While sex offenders are not required to inform their neighbors of their past offenses, there is still a sex offender registry where a particular person can be identified as a sex offender.

Additionally, violating a sexual offense law of another state will not make a sexual offender criminally liable unless the same law is in place in the State of Utah.

While sex offenders are not required to notify their neighbors of their sexual offense conviction, there are many other regulations that must be followed if a sex offender wishes to reside in Utah. To learn more about the sex offender regulations imposed by the State of Utah, continue reading and speak with an experienced Salt Lake City criminal defense attorney.

Utah Sex Offender Regulations

There are a number of regulations that are aimed at sex offenders residing in Utah. Some of these regulations are aimed at protecting children from sex offenders or are used to allow law enforcement to keep tabs on sexual offenders.

Zones Where Sex Offenders are Not Permitted

Utah has identified five zones where sex offenders are not permitted to enter due to a sexual crime against a minor (e.g., sexual abuse of a minor, rape, etc.). According to the State of Utah, entering any of these five zones could open a sex offender to criminal liability:

  • Community parks open to the public
  • Licensed daycares or preschools
  • Public playgrounds
  • Public/private primary and secondary schools
  • Public swimming pools

Sex Offender Registration Requirements

Sex offenders within Utah are not only restricted from certain areas, but they must follow many other rules regarding registration of their status. For example, if an out-of-state offender enters Utah for a brief visit, they must register as a sex offender within 10 days of their visit.

There are some circumstances that change the law enforcement agency that a sex offender must register with. For example, if an offender is still monitored by a probation or parole office, they must register their status with that office. However, if a sex offender is not under the supervision of Utah’s Adult Probation and Parole (AP&P) agency, they must register their status with local law enforcement in their area.

Offenders are also required to renew their registration periodically. Specifically, sex offenders must register twice a year, once in the month they were born and again within six months of their birth month.

The amount of time that an offender must remain in the sex offender registry depends on the duration of their sentence. Additionally, sex offenders are also required to register for 10 years after the duration of the sentence. This means if a defendant is convicted of kidnapping, he must register for the duration of the sentence and 10 years after the termination of the sentence.

Other crimes that require a defendant to register as a sex offender include:

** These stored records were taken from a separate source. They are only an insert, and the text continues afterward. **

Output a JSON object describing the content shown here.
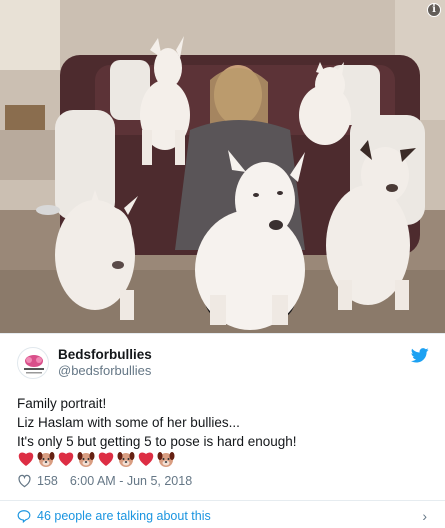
{
  "photo": {
    "info_icon": "info-icon",
    "colors": {
      "wall": "#cfc3b6",
      "couch": "#4d2b2e",
      "dogs": "#f2ede8",
      "floor": "#9a8878"
    }
  },
  "tweet": {
    "display_name": "Bedsforbullies",
    "handle": "@bedsforbullies",
    "text_lines": [
      "Family portrait!",
      "Liz Haslam with some of her bullies...",
      "It's only 5 but getting 5 to pose is hard enough!"
    ],
    "emojis": [
      "red-heart-icon",
      "dog-face-icon",
      "red-heart-icon",
      "dog-face-icon",
      "red-heart-icon",
      "dog-face-icon",
      "red-heart-icon",
      "dog-face-icon"
    ],
    "like_count": "158",
    "timestamp": "6:00 AM - Jun 5, 2018",
    "talking": "46 people are talking about this",
    "colors": {
      "link": "#1b95e0",
      "meta": "#657786",
      "heart": "#e0245e"
    }
  }
}
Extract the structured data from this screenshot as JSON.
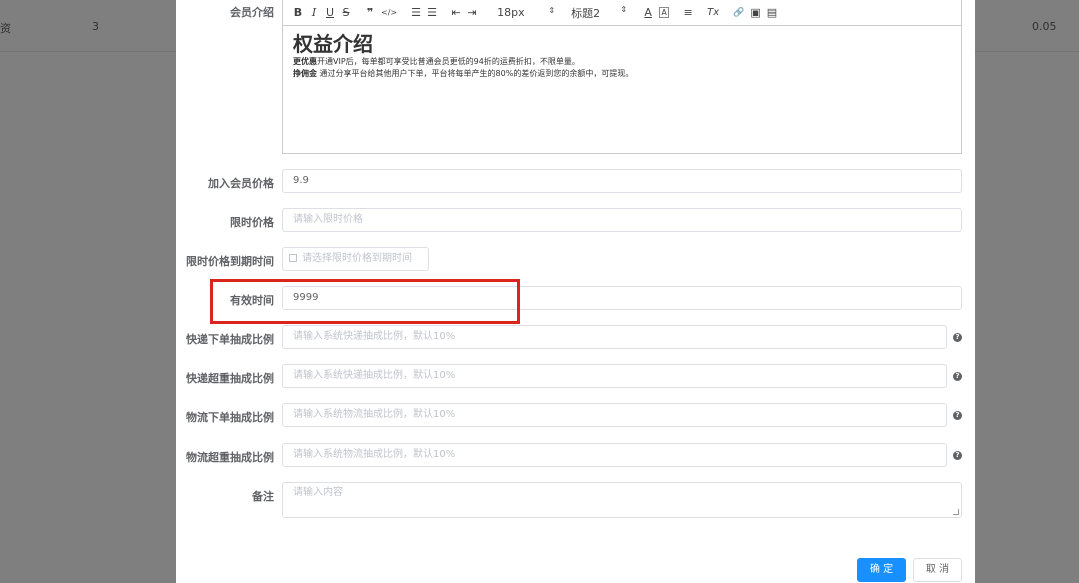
{
  "background": {
    "cell_left": "资",
    "cell_3": "3",
    "cell_right": "0.05"
  },
  "editor": {
    "label": "会员介绍",
    "toolbar": {
      "bold": "B",
      "italic": "I",
      "underline": "U",
      "strike": "S",
      "quote": "❞",
      "code": "</>",
      "ordered_list": "☰",
      "bullet_list": "☰",
      "outdent": "⇤",
      "indent": "⇥",
      "font_size": "18px",
      "heading": "标题2",
      "font_color": "A",
      "bg_color": "A",
      "align": "≡",
      "clear_format": "Tx",
      "link": "🔗",
      "image": "▣",
      "video": "▤",
      "select_arrow": "⇕"
    },
    "heading_text": "权益介绍",
    "p1_bold": "更优惠",
    "p1_text": "开通VIP后，每单都可享受比普通会员更低的94折的运费折扣，不限单量。",
    "p2_bold": "挣佣金",
    "p2_text": "通过分享平台给其他用户下单，平台将每单产生的80%的差价返到您的余额中，可提现。"
  },
  "fields": {
    "join_price": {
      "label": "加入会员价格",
      "value": "9.9"
    },
    "limit_price": {
      "label": "限时价格",
      "placeholder": "请输入限时价格"
    },
    "limit_expire": {
      "label": "限时价格到期时间",
      "placeholder": "请选择限时价格到期时间"
    },
    "valid_time": {
      "label": "有效时间",
      "value": "9999"
    },
    "express_order_ratio": {
      "label": "快递下单抽成比例",
      "placeholder": "请输入系统快递抽成比例，默认10%"
    },
    "express_overweight_ratio": {
      "label": "快递超重抽成比例",
      "placeholder": "请输入系统快递抽成比例，默认10%"
    },
    "logistics_order_ratio": {
      "label": "物流下单抽成比例",
      "placeholder": "请输入系统物流抽成比例，默认10%"
    },
    "logistics_overweight_ratio": {
      "label": "物流超重抽成比例",
      "placeholder": "请输入系统物流抽成比例，默认10%"
    },
    "remark": {
      "label": "备注",
      "placeholder": "请输入内容"
    }
  },
  "help_icon": "?",
  "buttons": {
    "confirm": "确 定",
    "cancel": "取 消"
  },
  "colors": {
    "primary": "#1890ff",
    "highlight": "#d9261c"
  }
}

  • Aggravated human trafficking
  • Custodial sexual relations with individuals under 18
  • Forcible sexual abuse
  • Incest
  • Lewdness
  • Sexual exploitation of a vulnerable adult
  • Sexual battery
  • Voyeurism

This is not an exhaustive list. It is also important to note that some sexual offenses require a defendant to register with the sex offender registry for life:

There are various other regulations that sex offenders in Utah must follow. If you are concerned about whether you are properly registered, you should speak with an experienced attorney.

Contact Our Trusted Utah Sex Crimes Defense Lawyer Today

If you are unsure about what parties are obligated to know about your sex offender status, contact an experienced Riverton sex crimes lawyer. With nearly two decades of legal experience, defense lawyer Darwin Overson is dedicated to providing his clients with the legal defense they deserve. To schedule a free case evaluation to discuss your legal situation, contact Overson & Bugden at (801) 758-2287, or contact us online.